“In considering international opportunities whether employer-direct or through a third-party provider, we wanted to learn more about student’s process and strategy,” Bourque said. “It helps us ensure students are taking a thoughtful approach to finding and securing the international internship independently.”

If students secure opportunities in places where Yale already has an established presence through University-coordinated internships, study abroad programs, Yale clubs or Yale liaisons, OCS will connect students to those resources so that they can use them throughout the summer, Bourque added.

Dames added that OCS’s desire to work with more alumni and Yale clubs in places where the University does not have an established internship network was one of the factors that influenced the decision to expand the award.

Dames said that since it was created, the International Summer Award has been consistently re-evaluated to better cater to the needs of students.

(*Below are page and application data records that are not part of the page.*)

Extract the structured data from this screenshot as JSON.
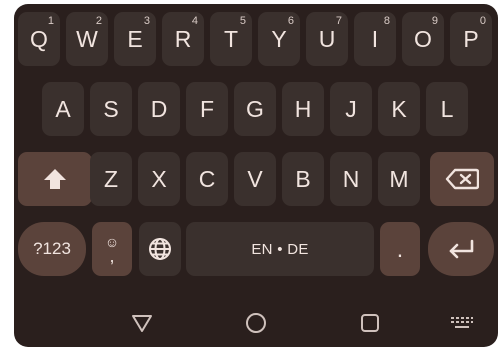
{
  "row1": [
    {
      "label": "Q",
      "hint": "1"
    },
    {
      "label": "W",
      "hint": "2"
    },
    {
      "label": "E",
      "hint": "3"
    },
    {
      "label": "R",
      "hint": "4"
    },
    {
      "label": "T",
      "hint": "5"
    },
    {
      "label": "Y",
      "hint": "6"
    },
    {
      "label": "U",
      "hint": "7"
    },
    {
      "label": "I",
      "hint": "8"
    },
    {
      "label": "O",
      "hint": "9"
    },
    {
      "label": "P",
      "hint": "0"
    }
  ],
  "row2": [
    "A",
    "S",
    "D",
    "F",
    "G",
    "H",
    "J",
    "K",
    "L"
  ],
  "row3": [
    "Z",
    "X",
    "C",
    "V",
    "B",
    "N",
    "M"
  ],
  "row4": {
    "symbols_label": "?123",
    "emoji_top": "☺",
    "emoji_bottom": ",",
    "space_label": "EN • DE",
    "period_label": "."
  },
  "icons": {
    "shift": "shift-icon",
    "backspace": "backspace-icon",
    "language": "globe-icon",
    "enter": "enter-icon",
    "nav_back": "triangle-back-icon",
    "nav_home": "circle-home-icon",
    "nav_recents": "square-recents-icon",
    "nav_keyboard": "keyboard-switch-icon"
  },
  "colors": {
    "background": "#2a1f1d",
    "key": "#3a302d",
    "function_key": "#5b433b",
    "text": "#f1e4df"
  }
}
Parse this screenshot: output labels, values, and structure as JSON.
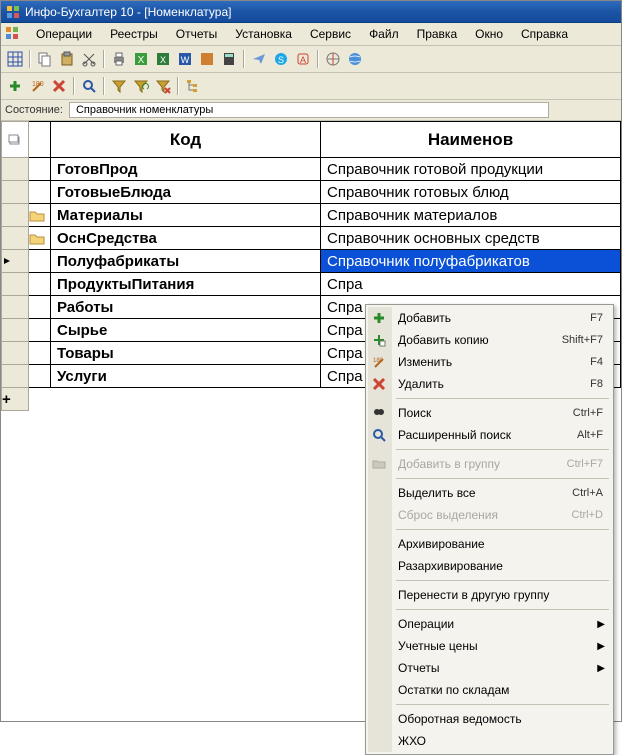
{
  "window": {
    "title": "Инфо-Бухгалтер 10 - [Номенклатура]"
  },
  "menubar": [
    "Операции",
    "Реестры",
    "Отчеты",
    "Установка",
    "Сервис",
    "Файл",
    "Правка",
    "Окно",
    "Справка"
  ],
  "status": {
    "label": "Состояние:",
    "value": "Справочник номенклатуры"
  },
  "columns": {
    "code": "Код",
    "name": "Наименов"
  },
  "rows": [
    {
      "folder": false,
      "code": "ГотовПрод",
      "name": "Справочник готовой продукции"
    },
    {
      "folder": false,
      "code": "ГотовыеБлюда",
      "name": "Справочник готовых блюд"
    },
    {
      "folder": true,
      "code": "Материалы",
      "name": "Справочник материалов"
    },
    {
      "folder": true,
      "code": "ОснСредства",
      "name": "Справочник основных средств"
    },
    {
      "folder": false,
      "code": "Полуфабрикаты",
      "name": "Справочник полуфабрикатов",
      "selected": true,
      "marker": true
    },
    {
      "folder": false,
      "code": "ПродуктыПитания",
      "name": "Спра"
    },
    {
      "folder": false,
      "code": "Работы",
      "name": "Спра"
    },
    {
      "folder": false,
      "code": "Сырье",
      "name": "Спра"
    },
    {
      "folder": false,
      "code": "Товары",
      "name": "Спра"
    },
    {
      "folder": false,
      "code": "Услуги",
      "name": "Спра"
    }
  ],
  "addrow": "+",
  "context_menu": [
    {
      "type": "item",
      "icon": "plus",
      "label": "Добавить",
      "shortcut": "F7"
    },
    {
      "type": "item",
      "icon": "copy",
      "label": "Добавить копию",
      "shortcut": "Shift+F7"
    },
    {
      "type": "item",
      "icon": "edit",
      "label": "Изменить",
      "shortcut": "F4"
    },
    {
      "type": "item",
      "icon": "del",
      "label": "Удалить",
      "shortcut": "F8"
    },
    {
      "type": "sep"
    },
    {
      "type": "item",
      "icon": "find",
      "label": "Поиск",
      "shortcut": "Ctrl+F"
    },
    {
      "type": "item",
      "icon": "findx",
      "label": "Расширенный поиск",
      "shortcut": "Alt+F"
    },
    {
      "type": "sep"
    },
    {
      "type": "item",
      "icon": "group",
      "label": "Добавить в группу",
      "shortcut": "Ctrl+F7",
      "disabled": true
    },
    {
      "type": "sep"
    },
    {
      "type": "item",
      "label": "Выделить все",
      "shortcut": "Ctrl+A"
    },
    {
      "type": "item",
      "label": "Сброс выделения",
      "shortcut": "Ctrl+D",
      "disabled": true
    },
    {
      "type": "sep"
    },
    {
      "type": "item",
      "label": "Архивирование"
    },
    {
      "type": "item",
      "label": "Разархивирование"
    },
    {
      "type": "sep"
    },
    {
      "type": "item",
      "label": "Перенести в другую группу"
    },
    {
      "type": "sep"
    },
    {
      "type": "item",
      "label": "Операции",
      "submenu": true
    },
    {
      "type": "item",
      "label": "Учетные цены",
      "submenu": true
    },
    {
      "type": "item",
      "label": "Отчеты",
      "submenu": true
    },
    {
      "type": "item",
      "label": "Остатки по складам"
    },
    {
      "type": "sep"
    },
    {
      "type": "item",
      "label": "Оборотная ведомость"
    },
    {
      "type": "item",
      "label": "ЖХО"
    }
  ]
}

For instance, in the program’s early years, students could secure study abroad and internship opportunities in only eight countries — those in which Yale could provide them housing, as they were required to live in University-coordinated homes. Today, she added, there are more opportunities to secure housing and find a support network.

“What I hope is that for the internship side, [students] won’t feel limited by just the choices we are putting forward,” Dames said.“I hope they will realize that there are a lot of opportunities put out [by OCS] every year, but if their interests are different, why shouldn’t the students be able to use the [award’s] funding for those?”

The annual Center for International and Professional Experience Summer Opportunities Fair will take place this Friday.

Anastasiia Posnova | anastasiia.posnova@yale.edu